Of course, not all civic leaders spring forth from City College: City Councilman Keiffer Mitchell attended Boys' Latin. Maryland Attorney General Joe Curran came out of Loyola Blakefield, along with former Mayor Thomas D'Alesandro III, and Baltimore County Executive Jim Smith. State Senator Lisa Gladden and Maryland State Schools Superintendent Nancy Grasmick both graduated from Western High. Walter Sondheim matriculated from Park School. And Ken Mehlman, chairman of the Republican National Committee, went to Pikesville High.
There's no shortage of scribes and inkstained wretches on the rolls of our alums either: Laura Lippman came out of Wilde Lake, H.L. Mencken walked the halls of Poly long ago, Leon Uris was a product of City College, Tom Clancy graduated from Loyola, Anna Deveare Smith went to Western, and Gilman boasts both Frank Deford and Walter Lord.
Baltimore also claims some serious Hollywood power as well, with alums like Fox Filmed Entertainment's Tom Rothman, of Park School; producer Marc Platt, of Pikesville High; Columbia, TriStar's Steve Mosko, of John Carroll; and actor Edward Norton, of Wilde Lake. Even Charles Theater co-owner John Standiford came from Friends School. And a list of important Baltimoreans in the performing arts is almost too long to consider. Milford Mill Academy has produced successful performers like Mario, Mo'nique, and Maysa Leak.
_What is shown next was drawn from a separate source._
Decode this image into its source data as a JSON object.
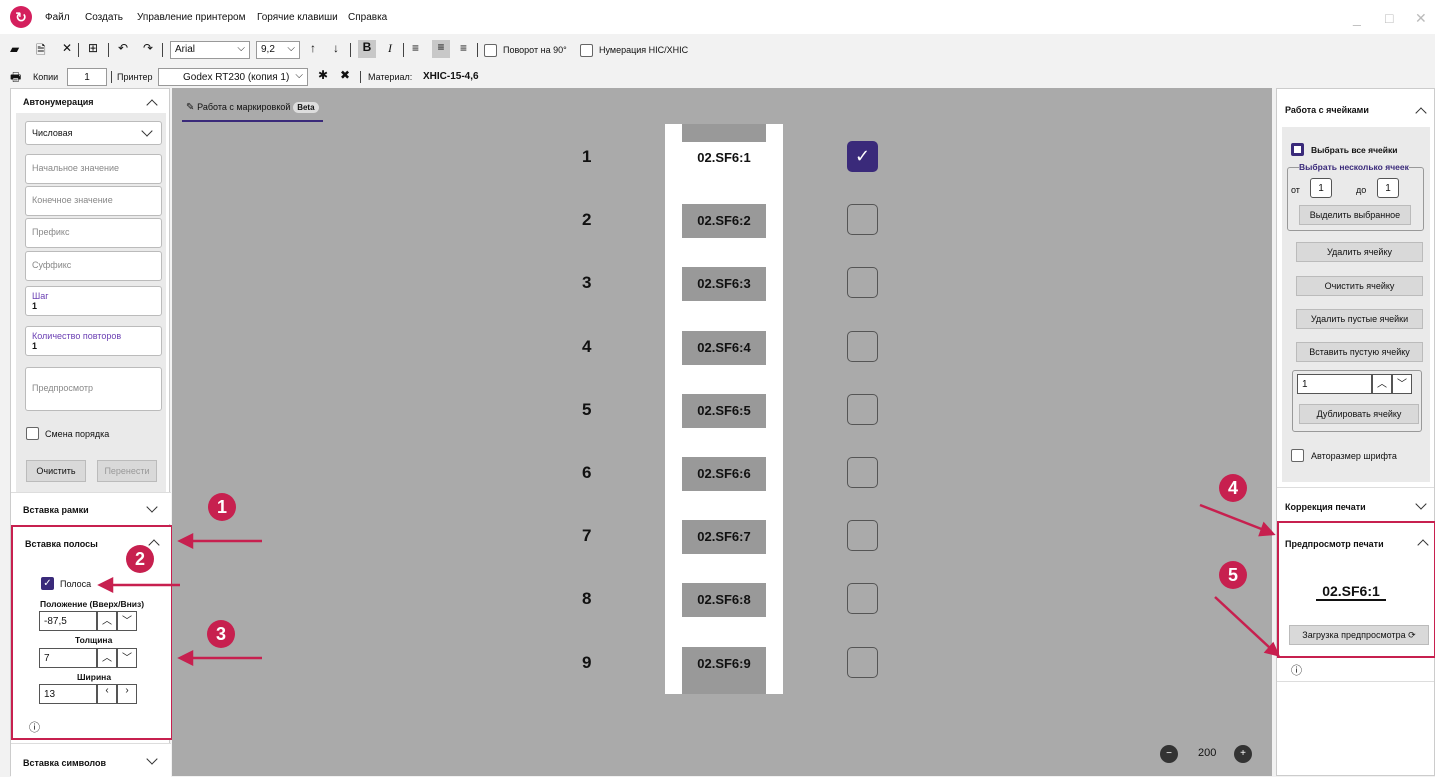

Baltimore School for the Arts and Carver Center for Arts and Technology are responsible for world-class musicians, actors, and actresses year after year after year.
Some of our landmark local businesses are owned and run by Baltimore alums too. Advertising impresarios Allan Charles and Steve Eisner attended City and Park, respectively. Severna Park High lays claim to Ravens owner Steve Bisciotti. Bread winners Sam and Alfie Himmelrich graduated from Park. And Maryvale grad Patricia Brown is the president of Johns Hopkins HealthCare.
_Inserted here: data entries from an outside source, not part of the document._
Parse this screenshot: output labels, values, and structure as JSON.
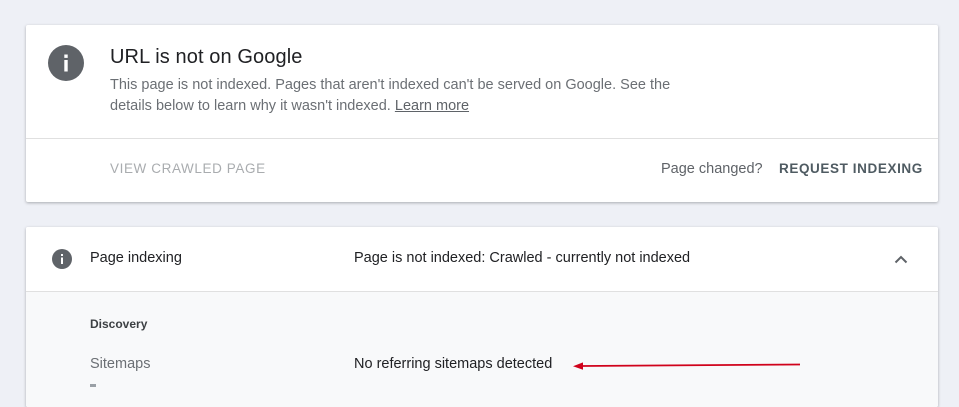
{
  "status_card": {
    "title": "URL is not on Google",
    "description": "This page is not indexed. Pages that aren't indexed can't be served on Google. See the details below to learn why it wasn't indexed.",
    "learn_more": "Learn more",
    "view_crawled_label": "VIEW CRAWLED PAGE",
    "page_changed_label": "Page changed?",
    "request_indexing_label": "REQUEST INDEXING",
    "icon": "info-icon"
  },
  "indexing_card": {
    "label": "Page indexing",
    "status": "Page is not indexed: Crawled - currently not indexed",
    "icon": "info-icon",
    "toggle_icon": "chevron-up-icon",
    "section_heading": "Discovery",
    "rows": [
      {
        "label": "Sitemaps",
        "value": "No referring sitemaps detected"
      }
    ]
  },
  "colors": {
    "background": "#eef0f6",
    "card": "#ffffff",
    "icon_gray": "#5f6368",
    "annotation_red": "#d0021b"
  }
}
Then there's sports—an arena unto itself, as it were. If you're hoping to play in the NFL, you could do worse than Woodlawn, which produced three current NFL players. No mention of Towson High would be complete without world-class swimmer and Olympic gold medalist Michael Phelps. Towson Catholic graduated an Olympic medalist and an NBA star— Anita Nall Richesson and Carmelo Anthony. Legendary ABC sportscaster Jim McKay attended Loyola Blakefield. Rangers first-baseman Mark Teixeira hails from Mt. St. Joe. Dundalk High turned out Oriole Mike Bielecki and skateboarder Bucky Lasik. The NBA's Juan Dixon and ESPN draft guru Mel Kiper Jr. both share the same alma mater in Calvert Hall. And Kisha Ford, a Bryn Mawr alumna, became the leading scorer in Georgia Tech history before moving on to star in the WNBA.
The list of local notable alums goes on and on. But it's easy to see why schools are so proud to invoke the names of their greatest grads—and why it's so easy to apply reputations to the schools completely outside of their geographical locations and tuition costs. A constantly changing student body would seem to make a consistent reputation for academic or athletic excellence difficult to achieve, but most of the Power Schools have done this. That's what makes The Question still relevant.
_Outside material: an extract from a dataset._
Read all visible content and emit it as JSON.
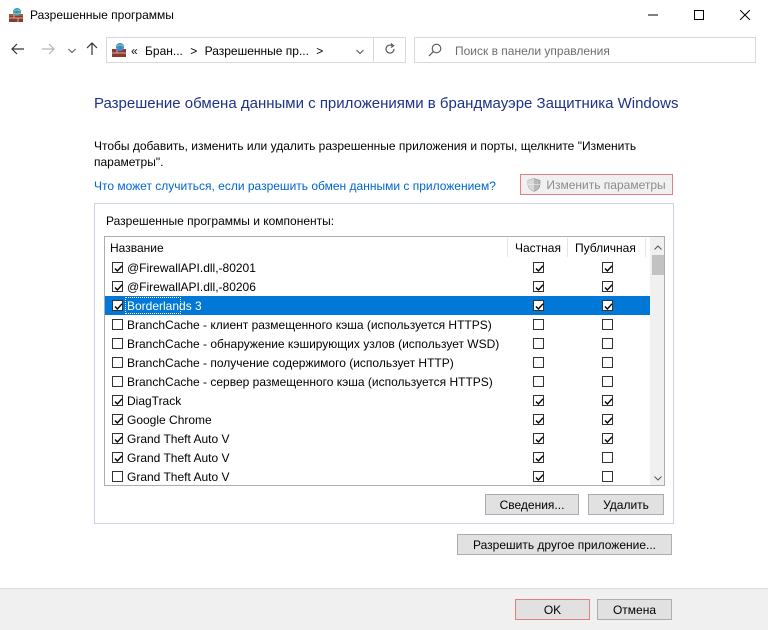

It's also easy to see why that old list of Power Schools needs to be updated and expanded. Schools like Pikesville, Milford Mill Academy, Archbishop Curley, Wilde Lake, and Carver have earned a measure of respect thanks to their alums who've gone on to bigger things, whether they stuck around Crabtown or moved on.
"The problem with the term," Mt. St. Joe's Fitzpatrick points out, "is that there are other schools out there who are doing a really good job who aren't 'in the loop' or wouldn't be identified as 'power schools.' They get overlooked in the mix, and they're every bit as good as those traditional power schools."
The extensive list of accomplished Baltimore alumni suggests that there's some symbiotic relationship between the student and the institution. That great schools attract great students, and that, during their four years together, the best qualities of each are imparted upon the other.